In the following material, identify every line holding the string "valutu" and return it.

[RECORD EXCERPTS Boundary: Start]

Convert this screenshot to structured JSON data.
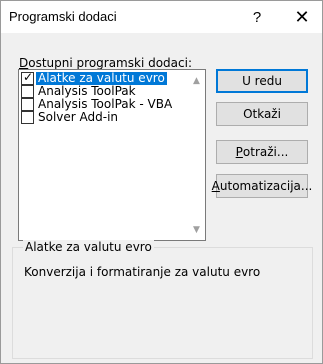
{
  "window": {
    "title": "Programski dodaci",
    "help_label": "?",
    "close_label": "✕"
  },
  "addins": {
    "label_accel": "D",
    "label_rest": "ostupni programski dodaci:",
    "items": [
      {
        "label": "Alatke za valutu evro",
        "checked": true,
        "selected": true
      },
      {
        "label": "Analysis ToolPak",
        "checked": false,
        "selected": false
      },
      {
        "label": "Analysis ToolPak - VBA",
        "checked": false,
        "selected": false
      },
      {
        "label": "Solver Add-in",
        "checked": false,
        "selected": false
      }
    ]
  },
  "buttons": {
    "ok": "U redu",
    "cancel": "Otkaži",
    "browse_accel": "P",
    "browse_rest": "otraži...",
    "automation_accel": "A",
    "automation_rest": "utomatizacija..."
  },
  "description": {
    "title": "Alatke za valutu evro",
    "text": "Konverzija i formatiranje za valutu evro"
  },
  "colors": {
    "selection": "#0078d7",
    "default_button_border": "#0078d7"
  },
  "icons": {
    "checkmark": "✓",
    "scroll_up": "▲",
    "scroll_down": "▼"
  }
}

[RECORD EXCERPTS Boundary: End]

SOLUTION TO THIS TASK.
        "label": "Alatke za valutu evro",
    "title": "Alatke za valutu evro",
    "text": "Konverzija i formatiranje za valutu evro"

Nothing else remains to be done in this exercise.